This past Sunday I participated in a teleconference, the theme of which was that opportunity does exist for those aged 50+ with screenwriting aspirations, at least in films. According to the presenter, television is a different story, as in that world writers are young and, well, let’s just say they much prefer to be with their cohort.
The presenter was the man in charge of an on-line based screenwriting school, apparently in operation for several years.
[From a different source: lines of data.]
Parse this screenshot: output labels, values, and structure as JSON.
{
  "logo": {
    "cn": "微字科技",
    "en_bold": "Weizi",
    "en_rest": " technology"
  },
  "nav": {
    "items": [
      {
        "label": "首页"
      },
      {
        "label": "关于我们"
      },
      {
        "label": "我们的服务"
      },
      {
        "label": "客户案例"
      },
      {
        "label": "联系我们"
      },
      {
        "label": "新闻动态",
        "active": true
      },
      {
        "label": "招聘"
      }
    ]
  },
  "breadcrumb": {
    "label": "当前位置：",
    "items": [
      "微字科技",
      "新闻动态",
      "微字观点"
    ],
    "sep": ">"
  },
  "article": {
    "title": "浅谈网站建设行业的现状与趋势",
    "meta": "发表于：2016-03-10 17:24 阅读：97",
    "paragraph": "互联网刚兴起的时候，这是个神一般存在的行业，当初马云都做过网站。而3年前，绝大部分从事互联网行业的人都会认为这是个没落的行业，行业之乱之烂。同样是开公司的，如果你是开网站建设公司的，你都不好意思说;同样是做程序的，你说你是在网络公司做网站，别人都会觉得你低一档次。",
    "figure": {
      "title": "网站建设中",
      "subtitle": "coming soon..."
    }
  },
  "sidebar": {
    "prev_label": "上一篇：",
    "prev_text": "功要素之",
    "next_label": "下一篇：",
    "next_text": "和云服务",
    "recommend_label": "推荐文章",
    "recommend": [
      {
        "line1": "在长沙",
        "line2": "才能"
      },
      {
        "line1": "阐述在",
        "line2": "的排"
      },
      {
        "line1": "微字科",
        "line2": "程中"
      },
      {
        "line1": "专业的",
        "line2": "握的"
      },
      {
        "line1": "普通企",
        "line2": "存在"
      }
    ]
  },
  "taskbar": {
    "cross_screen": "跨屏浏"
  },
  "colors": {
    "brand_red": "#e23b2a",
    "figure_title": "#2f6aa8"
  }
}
What leant him credibility was his own background as a screenwriter, coupled with his applying marketing experience to generating education modules based on interviews with over 100 movie producers, validated by success stories from more than 250 ‘alumni’ writers.
Here are some of the main points I gleaned from his talk:
- Over 40% of the ‘alumni’ writers to date, many providing testimonials on the website of their subsequent success, are aged 50+
- The three most important ingredients in the bringing of any screenplay to the screen are: Marketability + Story with understandable uniqueness and appeal + Powerful Characters
- When starting out seriously writing, a success plan time frame of about five years is reasonable
- The current state of affairs in Hollywood is such that one stands a much greater likelihood of successfully selling a screenplay if the script orientation aims at smaller, independent producers, with more modest production budgets; the presenter relayed the story of a 70+ year old writer who recently met with and subsequently developed a multi-project relationship with an independent producer aged under 30
- Statistically from 2013 (over what geographic percentage of the industry was not indicated), there were 20 times more low budget than high budget movies made
- To become accomplished one needs to write creatively every day while learning every day
- One should try to write with a financial eye to the ‘money audience’, i.e. almost 50% of the movie-going audience is between 18 and 39 years old, versus the 50+ crowd @ 20% of the audience
- Keep the marketability advantage of the ‘high concept’ in mind; this means stories with great concepts and characters, which can be pitched and understood in one sentence, are sought after by producers
Perhaps the most important underlying tone of this talk was the presenter’s encouragement, recognizing he is 50+ himself, not to perceive age as an impediment to pursuing your writing goals.